Yup, we ended up having egg salad sandwiches tonight with a half cabbage I turned into asian slaw. I agree, some days you do just have to drop back and punt. It sounds like we do things fairly similarly, except we do drink alcohol (definitely expensive), and when we do eat out, it usually costs LOTS more.

I've been out of nursing for several years now, but used to manage patients on Coumadin. I always felt the greens scare was wrong, & told my patients if they ate leafy greens to continue to, and their level would be adjusted to their normal. What you don't want is to not eat any greens for a month, then have it 4 times in one week. That will naturally mess up your level, but if you're pretty consistent, it shouldn't be a problem. That's my two cents, for what it's worth.

April said...

Laurie, if I were taking Coumadin for heart reasons, I would agree with you 100%. Unfortunately, pomalidomide (the oral chemo) has had such devastating effects on the thickness of my blood that I don't have that option. One of my personal hallmarks with the cancer is extensive bruising and bleeding; my personal physician, who is regulating the Coumadin, wants to keep my dose very low to prevent triggering that bleeding. So out go the leafy greens and other high K items. Even with my being strict, we are struggling at getting and keeping 1.5 for my INR.

Laurie said...

Well, that makes sense. You do amazingly well with your food, and grocery budget with what has to be serious energy challenges some days. I appreciate you sharing your journey here.

christina neumann said...

I enjoyed reading this. You do a pretty amazing job at keeping your food cost down. It's always a challenge for me. I still have both my adult children living at home. They do pay us a 'rent' so that covers food, etc. But we do drink coffee , that adds up even when I buy the 2lb bag at Costco, we do drink wine. No sodas, no processed foods. But still I come in @ $600 + . I'd really like to get this down to 500. I'm with you on the soups and frozen meals. I do alot of batch cooking an it is very helpful.

thanks for you insights, and best to you.

Darla said...

Once again I am stunned at the seemingly small amount of money you spend on food. We aren't extravagant, like you we eat out rarely these days. We eat leftovers, mostly for lunch the next day as we are both home and retired. Bake our own bread, have a small garden, have two or three meatless meals a week. But oh boy we sure spend more than that. The only thing you don't mention that I can think of is we do have company over for meals. Averages about once a week. Sometimes family and sometimes friends. Not big fancy meals, family style things like spaghetti or some such.
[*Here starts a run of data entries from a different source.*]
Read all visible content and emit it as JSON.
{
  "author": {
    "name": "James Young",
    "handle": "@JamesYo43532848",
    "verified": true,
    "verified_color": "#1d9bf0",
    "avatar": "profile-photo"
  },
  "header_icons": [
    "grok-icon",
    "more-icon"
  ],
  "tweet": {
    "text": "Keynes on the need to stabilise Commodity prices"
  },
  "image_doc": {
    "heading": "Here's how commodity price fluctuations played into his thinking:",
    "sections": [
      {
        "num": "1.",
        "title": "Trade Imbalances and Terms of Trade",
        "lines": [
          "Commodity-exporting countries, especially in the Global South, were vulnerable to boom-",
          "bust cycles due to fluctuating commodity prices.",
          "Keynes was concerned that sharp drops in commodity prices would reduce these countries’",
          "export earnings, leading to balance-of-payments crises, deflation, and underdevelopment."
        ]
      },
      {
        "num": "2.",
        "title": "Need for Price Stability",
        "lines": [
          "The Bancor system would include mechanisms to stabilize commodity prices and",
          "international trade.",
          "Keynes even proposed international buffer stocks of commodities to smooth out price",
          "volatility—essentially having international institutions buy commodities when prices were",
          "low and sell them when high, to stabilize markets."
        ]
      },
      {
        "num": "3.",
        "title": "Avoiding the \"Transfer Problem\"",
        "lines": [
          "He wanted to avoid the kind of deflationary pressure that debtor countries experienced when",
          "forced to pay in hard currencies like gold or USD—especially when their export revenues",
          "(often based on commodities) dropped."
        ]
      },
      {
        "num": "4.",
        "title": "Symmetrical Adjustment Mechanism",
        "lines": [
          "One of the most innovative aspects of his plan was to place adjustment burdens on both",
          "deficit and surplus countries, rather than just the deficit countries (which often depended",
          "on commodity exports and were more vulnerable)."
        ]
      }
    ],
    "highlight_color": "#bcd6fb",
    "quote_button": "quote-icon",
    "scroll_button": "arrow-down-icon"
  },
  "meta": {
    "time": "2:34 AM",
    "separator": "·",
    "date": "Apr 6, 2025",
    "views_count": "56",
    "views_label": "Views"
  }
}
I'm determined to keep track of where the money is going starting in November.

April said...

Darla, your life probably allows for more opportunity to have company and family over for a meal than ours. But if you are not cooking gourmet meals, I doubt you are adding that much more to your food bill. If you are tracking food costs, I'd start tracking in January--you have two big holiday months, heavy on food, to get through!

A general comment that impacts our bottom line. Neither of us drink coffee, and that is a huge savings!

Ellen Goldstein said...

This is all pretty incredible to me. I still cook 5 - 6 nights per week, but since my myeloma diagnosis, I have really relaxed about everyday things like what I spend on food. If there's something I, or someone in my family, really wants to eat, generally we either get it so I can cook it, or eat it out.

I think my philosophy is way different than yours, although I do admire your thriftiness, I guess I don't have that gene. I no longer save things I like to wear for an occasion, either. I wear my "good" jewelry. I enjoy it. I go the movies, rather than wait for it to be on TV. When I go for treatment in Manhattan,(twice per month), I park in a lot for $12, rather than trying to find a free parking spot. And then afterwards, I stop a great little place that has excellent chicken salad.

I don't go crazy wracking up the bills, but at this stage in the festivities, frugality does not appeal to me.

Perhaps having such control over your finances give your satisfaction. Doesn't do anything for me!

Justin said...

Buying certain staples in bulk is a good way we save money but it is important not to buy too much or things start to spoil. It is always a challenge to keep the food bill down.